§ Task to carry out:
Within the entries below, find every line that has the string "Description", then copy it.

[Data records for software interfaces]
┌────────

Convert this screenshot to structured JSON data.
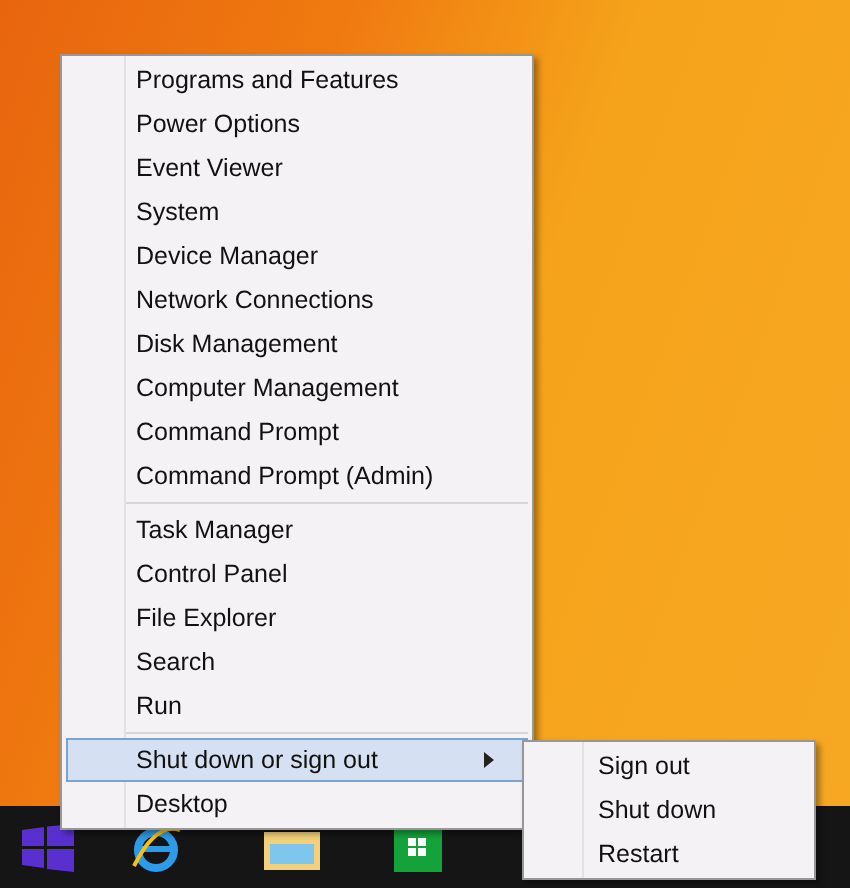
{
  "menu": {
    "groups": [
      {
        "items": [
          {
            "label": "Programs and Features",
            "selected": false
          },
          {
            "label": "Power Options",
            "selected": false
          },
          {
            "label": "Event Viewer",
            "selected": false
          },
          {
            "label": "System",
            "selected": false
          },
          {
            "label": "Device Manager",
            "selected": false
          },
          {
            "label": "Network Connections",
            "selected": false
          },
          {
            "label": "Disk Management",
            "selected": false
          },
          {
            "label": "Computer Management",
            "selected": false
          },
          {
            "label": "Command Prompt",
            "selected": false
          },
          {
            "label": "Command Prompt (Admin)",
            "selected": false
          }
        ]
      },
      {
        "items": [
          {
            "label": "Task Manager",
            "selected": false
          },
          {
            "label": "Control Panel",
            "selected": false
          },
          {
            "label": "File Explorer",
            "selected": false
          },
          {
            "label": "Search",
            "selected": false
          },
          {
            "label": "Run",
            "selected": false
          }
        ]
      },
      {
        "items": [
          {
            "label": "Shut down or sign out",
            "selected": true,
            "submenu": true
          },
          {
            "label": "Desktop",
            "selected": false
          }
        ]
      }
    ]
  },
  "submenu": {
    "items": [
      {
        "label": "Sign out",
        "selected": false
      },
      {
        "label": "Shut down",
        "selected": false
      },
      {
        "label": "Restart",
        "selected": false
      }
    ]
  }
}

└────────
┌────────

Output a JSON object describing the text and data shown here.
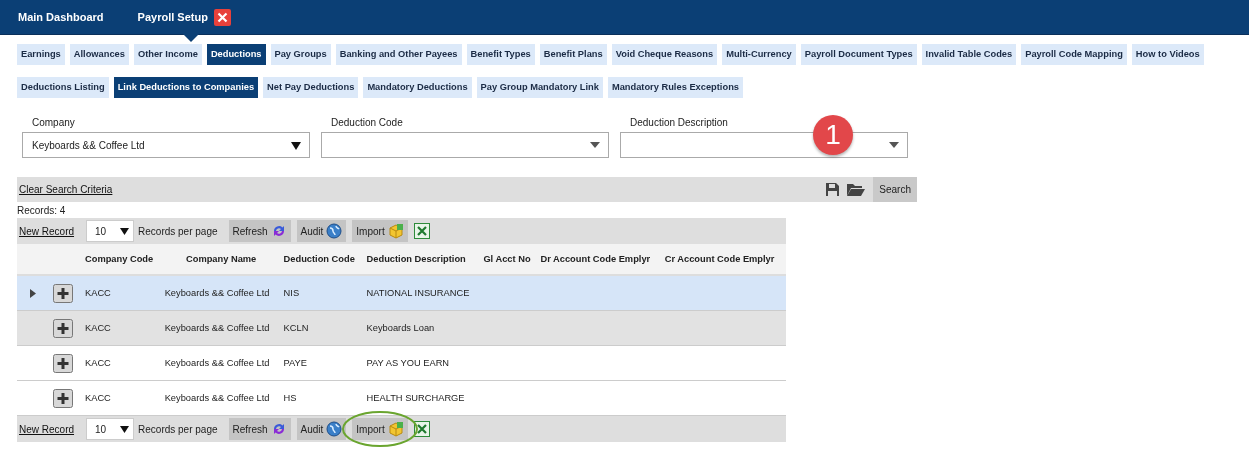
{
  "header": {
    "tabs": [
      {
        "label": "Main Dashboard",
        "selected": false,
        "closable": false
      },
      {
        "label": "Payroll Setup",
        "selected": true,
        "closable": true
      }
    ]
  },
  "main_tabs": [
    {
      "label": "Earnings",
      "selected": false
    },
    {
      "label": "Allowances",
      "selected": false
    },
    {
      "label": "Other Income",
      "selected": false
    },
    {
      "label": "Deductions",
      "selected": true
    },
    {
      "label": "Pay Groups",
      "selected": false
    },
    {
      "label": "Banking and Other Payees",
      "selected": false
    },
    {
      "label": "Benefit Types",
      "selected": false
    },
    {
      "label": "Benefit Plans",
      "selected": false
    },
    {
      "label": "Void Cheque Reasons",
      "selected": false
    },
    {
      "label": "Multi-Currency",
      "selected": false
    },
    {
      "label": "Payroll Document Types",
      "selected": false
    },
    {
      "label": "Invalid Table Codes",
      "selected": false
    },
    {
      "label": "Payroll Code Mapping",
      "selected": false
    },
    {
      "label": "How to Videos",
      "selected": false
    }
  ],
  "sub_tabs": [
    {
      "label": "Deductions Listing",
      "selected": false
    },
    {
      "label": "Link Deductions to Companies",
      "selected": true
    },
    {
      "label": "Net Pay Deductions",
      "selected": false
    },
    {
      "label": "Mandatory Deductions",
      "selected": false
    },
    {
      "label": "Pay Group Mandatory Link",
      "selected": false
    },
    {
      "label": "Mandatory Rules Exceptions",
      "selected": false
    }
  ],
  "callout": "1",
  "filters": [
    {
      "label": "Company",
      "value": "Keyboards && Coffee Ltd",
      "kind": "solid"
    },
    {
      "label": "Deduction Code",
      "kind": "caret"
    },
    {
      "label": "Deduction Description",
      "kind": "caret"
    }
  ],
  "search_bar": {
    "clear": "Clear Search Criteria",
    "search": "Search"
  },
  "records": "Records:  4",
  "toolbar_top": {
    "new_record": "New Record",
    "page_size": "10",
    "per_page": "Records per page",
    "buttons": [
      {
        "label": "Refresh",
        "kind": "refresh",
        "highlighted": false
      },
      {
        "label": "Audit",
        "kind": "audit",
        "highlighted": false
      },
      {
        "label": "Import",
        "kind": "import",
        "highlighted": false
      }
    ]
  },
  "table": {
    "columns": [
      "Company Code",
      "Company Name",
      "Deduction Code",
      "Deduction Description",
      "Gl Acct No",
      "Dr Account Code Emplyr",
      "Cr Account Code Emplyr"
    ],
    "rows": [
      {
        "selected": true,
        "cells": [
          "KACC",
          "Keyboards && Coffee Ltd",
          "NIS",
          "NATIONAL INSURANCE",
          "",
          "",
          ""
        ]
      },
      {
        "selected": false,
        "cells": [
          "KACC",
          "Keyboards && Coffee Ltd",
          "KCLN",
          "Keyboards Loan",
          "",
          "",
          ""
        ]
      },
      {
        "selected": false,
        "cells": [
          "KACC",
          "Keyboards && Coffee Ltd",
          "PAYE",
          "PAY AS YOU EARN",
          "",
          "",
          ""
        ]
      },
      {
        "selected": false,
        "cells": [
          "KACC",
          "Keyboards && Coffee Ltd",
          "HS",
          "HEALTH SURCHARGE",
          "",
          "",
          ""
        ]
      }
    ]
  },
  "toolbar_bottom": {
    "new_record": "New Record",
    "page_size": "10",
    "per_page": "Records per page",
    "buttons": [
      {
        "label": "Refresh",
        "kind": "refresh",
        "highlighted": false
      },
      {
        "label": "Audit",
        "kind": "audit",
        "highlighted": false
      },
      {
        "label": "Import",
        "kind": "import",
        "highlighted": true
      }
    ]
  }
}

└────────

§ Solution below:
      "label": "Deduction Description",
      "Deduction Description",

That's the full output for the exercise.